Monday, February 20, 2012
Sleigh Bells - Reign of Terror review
I've spent the last week listening to the new Sleigh Bells record and it almost feels hard to review it objectively. The reason I say this is because I find their sound so irresistible - big guitars, monstrous drums, girly vocals and while they've dialed it back a notch from their debut album Treats, it sounds fucking undeniable and awesome. I guess the root of my trepidation is that I loved Treats immediately but found it had a pretty short shelf life. While Reign of Terror has that similar sugar rush that makes you love it instantly, it does seem more considered with greater dimensionality, dynamics and diversity across the album which makes it a more enjoyable listen rather than a purely visceral one.
A prime example is Born to Lose which shudders and lurches as it begins but makes more and more sense as it progresses as it embraces its melodic core. The bombast of its opening drops away for the final section of the song revealing a delicate foundation. Even better is the wistful End of the Line which positively floats on minimal instrumentation and Alexis Krauss's beautiful vocals. First single Comeback Kid embraces the best of both the band's strengths - charging riffs with a big chorus that drop away into restrained stops before firing up again. I think it's the first great single of 2012 and is a rock-pop bubblegum fist to the face.
While there is more mellow on the album, it is still dominated by a brutish sensibility. Crush has Krauss reprising her demented cheerleader shouts from the first album and comes off like a demonic Toni Basil.

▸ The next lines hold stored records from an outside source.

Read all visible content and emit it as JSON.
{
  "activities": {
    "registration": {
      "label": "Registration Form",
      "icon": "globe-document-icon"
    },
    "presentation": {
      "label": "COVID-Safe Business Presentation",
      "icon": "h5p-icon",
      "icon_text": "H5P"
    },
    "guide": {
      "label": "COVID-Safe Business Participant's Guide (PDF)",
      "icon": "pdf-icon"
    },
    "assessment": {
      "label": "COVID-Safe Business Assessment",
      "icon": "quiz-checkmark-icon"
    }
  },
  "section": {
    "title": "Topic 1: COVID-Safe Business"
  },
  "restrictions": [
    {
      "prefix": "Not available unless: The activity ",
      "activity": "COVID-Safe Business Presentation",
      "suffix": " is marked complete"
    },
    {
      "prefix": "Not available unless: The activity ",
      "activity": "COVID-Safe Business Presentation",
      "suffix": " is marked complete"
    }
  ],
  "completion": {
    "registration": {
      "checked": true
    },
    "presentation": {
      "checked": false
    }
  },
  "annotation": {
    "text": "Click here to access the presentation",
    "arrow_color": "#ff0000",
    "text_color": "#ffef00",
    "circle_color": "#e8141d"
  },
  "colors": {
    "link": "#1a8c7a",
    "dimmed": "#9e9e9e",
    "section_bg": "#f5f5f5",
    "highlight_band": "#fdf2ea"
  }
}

Demons is built on a riff derived from a 80's metalhead's wet dream and sounds like a wrecking ball destroying an orphanage brick by brick - if my 14 year old self had heard this he'd probably have said it sounded pretty rad. Less successful to my ears is the winding Never Say Die which meanders meaninglessly but the final track D. O. A. is a tricked out slow burn which is a fitting closer to the record.
The album is powered by Derek Miller's Jackson + Marshall stack combo attack but as I've mentioned, there is more light and shade here with greater embrace of melody. I'm confident this record will have more staying power than Treats and I think there may be some sonic depths to it I'm yet to hear (I'm waiting for my vinyl pre-order to arrive but have been listening online to it here). I think Mark Lanegan's record is by far the best new album of the year but Sleigh Bells easily comes second.